I'll go into more detail about checking your bike over completely in a later post. But first, here's a quick and easy checklist for those who don't like to read much and just want the straight poop. We'll call this "The 2-minute Check". You need to perform these checks before every race or ride, not only for optimal performance, but- more importantly- for safety:
THE 2-MINUTE CHECK
Make sure your wheels are fully in the dropouts and the skewers are tight. A lot of shift malfunctions and brake rubbing is caused by wheels not being fully inserted into the dropouts. With the bike on the ground, loosen the skewers, jostle the wheels a bit until they are solidly in the dropouts , then while applying slight pressure to the bike against the wheels retighten the skewers. Note: If you check your skewers often for tightness, you'll not need to loosen the wheel every time.
Spin each of the wheels. This is a good time to channel Elvis. Everything should spin freely and you should be ready for some takin' care of business.
While you're spinning the wheel, inspect the tire for cuts, bulges, embedded glass, nails, Skeletor's scepter, or anything else that might cause problems on the road. Then check the pressure. On race day, run at least 10 psi less than you normally do.

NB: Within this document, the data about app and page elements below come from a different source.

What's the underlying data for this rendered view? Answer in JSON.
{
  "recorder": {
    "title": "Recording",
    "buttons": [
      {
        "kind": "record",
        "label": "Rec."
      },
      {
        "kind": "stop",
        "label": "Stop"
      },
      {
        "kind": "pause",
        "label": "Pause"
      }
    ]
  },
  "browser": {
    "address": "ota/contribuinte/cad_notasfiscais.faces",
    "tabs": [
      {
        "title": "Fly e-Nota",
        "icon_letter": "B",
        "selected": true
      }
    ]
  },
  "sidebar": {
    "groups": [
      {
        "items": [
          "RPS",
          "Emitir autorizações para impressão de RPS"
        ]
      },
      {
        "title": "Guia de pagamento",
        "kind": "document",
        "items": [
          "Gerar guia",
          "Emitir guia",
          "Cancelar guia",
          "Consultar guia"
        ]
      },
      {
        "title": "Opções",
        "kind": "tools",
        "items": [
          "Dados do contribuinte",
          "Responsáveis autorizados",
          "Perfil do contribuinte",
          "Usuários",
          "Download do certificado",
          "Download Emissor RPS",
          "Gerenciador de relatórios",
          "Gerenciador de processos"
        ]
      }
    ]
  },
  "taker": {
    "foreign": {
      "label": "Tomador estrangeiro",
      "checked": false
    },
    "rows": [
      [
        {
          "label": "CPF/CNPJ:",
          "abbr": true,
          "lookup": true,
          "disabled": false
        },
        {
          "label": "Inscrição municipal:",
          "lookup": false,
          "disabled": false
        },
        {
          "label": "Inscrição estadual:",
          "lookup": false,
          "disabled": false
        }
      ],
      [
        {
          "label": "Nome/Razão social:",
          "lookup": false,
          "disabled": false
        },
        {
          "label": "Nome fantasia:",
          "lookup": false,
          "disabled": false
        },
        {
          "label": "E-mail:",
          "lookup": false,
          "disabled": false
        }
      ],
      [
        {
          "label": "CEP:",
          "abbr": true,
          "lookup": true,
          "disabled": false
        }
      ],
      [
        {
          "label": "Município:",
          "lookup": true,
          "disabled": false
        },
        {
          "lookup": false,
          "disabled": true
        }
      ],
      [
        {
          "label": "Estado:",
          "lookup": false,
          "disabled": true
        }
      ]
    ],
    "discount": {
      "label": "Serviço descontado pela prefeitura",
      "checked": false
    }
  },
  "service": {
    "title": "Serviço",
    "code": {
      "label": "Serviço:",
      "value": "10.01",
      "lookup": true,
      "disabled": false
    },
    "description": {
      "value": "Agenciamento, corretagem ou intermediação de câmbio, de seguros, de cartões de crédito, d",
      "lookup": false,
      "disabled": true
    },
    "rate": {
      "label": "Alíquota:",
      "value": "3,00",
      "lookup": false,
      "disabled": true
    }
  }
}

2. Bolts, Cables, and Bits (Oh my!)
Check to make sure all your pieces-parts are fully fastened and in the correct position.
Like your wheels, everything else on your bike needs to be secured properly in the correct position in order to work correctly and allow you to perform at the highest level. This is mostly a tactile operation, meaning you don't need to use tools for the check- you'll only need to set tool to part to remedy a problem. Here's what you do:
Straddle the bike as if you are preparing to mount it... er, uh, let me rephrase that... stand over the bike as if you're ready to start riding. Pull the front wheel off the ground a few inches and drop it and listen to what it tells you. If there are strange rattles, check them out. Do the same at the back end. Chains will rattle and cable housing will snap against the frame but there shouldn't be any strange noises. If there are rattles or dead clunks, it means there is a part loose, or worse- broken! A common little devil of a noise-maker is the threaded valve lock washer against the rim. There are other little gremlins as well. The more you have this "conversation" with your bike, the better you'll become at understanding the state of its condition.
3. Visual Inspection
Look it over. Make sure cables are running straight and smooth and look to see that cable housing is lodged fully into the stops on the frame. Gaze at your steed and think, "I am going to go fast". If- as you're looking it up and down- there is something that contradicts this mantra, fix it. Align that stem/handlebar with the front wheel. Shore up that loose bar wrap. Rub that bird poo off the top tube. Remove that seat bag (on race day).
The last thing you do is twang your empty bottle cage(s) to make sure they are fully tightened onto the frame. It should make a thwang or b-winnngg sound and not any sort of buzz or rattle. Bottle cages come loose often. It can wreck your day if that thing is flopping around down there.